May 25, 2018
Toll roads cause great irritation with motorists across the country and in Illinois. Proponents argue that the roads are largely self-sufficient and paid for by those who use them, while opponents complain of the high tolls and the restrictions on freedom of movement. One interesting Illinois Supreme Court case in the nineteenth century concerned the inheritance of a Milwaukee Avenue toll road.
Amos J. Snell was a wealthy Chicago landlord with thousands of tenants. In 1870, he purchased the Northwestern Plank-Road toll road. The road was built by the Northwestern Plank-Road Company under an 1849 grant by the state of Illinois. Plank roads were so rough they were also known as corduroy roads, but they were an improvement over rutty dirt roads that instantly turned to mud after a good rain. The state authorized the company to finance the road with toll gates. Toll roads could not operate in the City of Chicago, but the beginning of the toll road — at Fullerton and Milwaukee — was not in the city limits at the time. The toll portion of the road ran all the way to the boundary of Lake and Cook counties, near Wheeling. When Snell bought the road, he improved it with gravel but also erected more toll gates, much to the public's anger.

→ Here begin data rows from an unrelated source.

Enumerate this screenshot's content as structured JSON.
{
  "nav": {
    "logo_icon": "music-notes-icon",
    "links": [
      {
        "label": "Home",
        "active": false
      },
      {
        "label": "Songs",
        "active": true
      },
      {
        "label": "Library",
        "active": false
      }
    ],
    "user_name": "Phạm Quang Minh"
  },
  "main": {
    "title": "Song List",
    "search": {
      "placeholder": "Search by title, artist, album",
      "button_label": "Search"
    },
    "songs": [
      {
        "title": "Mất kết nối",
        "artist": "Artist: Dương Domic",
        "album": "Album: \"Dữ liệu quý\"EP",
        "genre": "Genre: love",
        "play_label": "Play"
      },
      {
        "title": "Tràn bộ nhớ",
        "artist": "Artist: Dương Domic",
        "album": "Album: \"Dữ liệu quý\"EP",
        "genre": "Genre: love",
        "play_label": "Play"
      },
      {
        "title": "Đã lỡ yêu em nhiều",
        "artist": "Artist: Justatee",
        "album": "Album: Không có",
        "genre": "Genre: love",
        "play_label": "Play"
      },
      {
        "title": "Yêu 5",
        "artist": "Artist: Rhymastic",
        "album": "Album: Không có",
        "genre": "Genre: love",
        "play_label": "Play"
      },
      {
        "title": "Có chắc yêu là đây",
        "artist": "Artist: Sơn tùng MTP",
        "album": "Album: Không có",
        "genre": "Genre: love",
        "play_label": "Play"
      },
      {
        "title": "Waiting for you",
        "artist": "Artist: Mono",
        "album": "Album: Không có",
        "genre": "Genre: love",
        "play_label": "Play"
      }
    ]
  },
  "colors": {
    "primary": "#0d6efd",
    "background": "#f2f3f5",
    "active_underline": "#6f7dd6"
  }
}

By the 1880s, Snell was a millionaire with the toll road his most lucrative investment. On February 9, 1888, Snell was awakened by a burglar and murdered in his home. No one was ever charged for the murder, which made the national news, although many suspected Willie Tascott, who disappeared forever. Snell did not leave a will, and his heirs moved to secure his estate, particularly the valuable toll road.
After Snell's death, the city of Chicago, which had extended its boundaries into areas containing parts of the road, began to tear down the toll gates because toll roads were not permissible in the city. Snell’s heirs sued the City of Chicago to prevent the city from removing the gates. Snell's heirs contended that they had the right to operate the toll road because when Snell bought the road, the right to charge tolls was part of the agreement and noted in the sale contract.
The Superior Court of Chicago ruled for the city, and the Snell heirs appealed to the Illinois Supreme Court, 133 Ill. 413 (1890). Justice Benjamin Magruder, writing for the Court, agreed with the Superior Court judgment, noting that the authority granted by the state to the old company was held by Snell as a life estate and the right to collect tolls could not be passed along forever to Snell's descendants despite what the sales agreement said. The continued authority to charge tolls was contrary to public policy and the ''free and untrammeled use [of roads] belongs to the public.'' Snell’s heirs then appealed to the U.S. Supreme Court, 152 U.S. 191 (1894), which upheld the decision. The Court admitted that Snell might have secured the right to collect tolls perpetually if he had incorporated his business under the law. Failing to do that, he had nothing to pass on after his lifetime.
Milwaukee Avenue has been a “free and untrammeled” road ever since.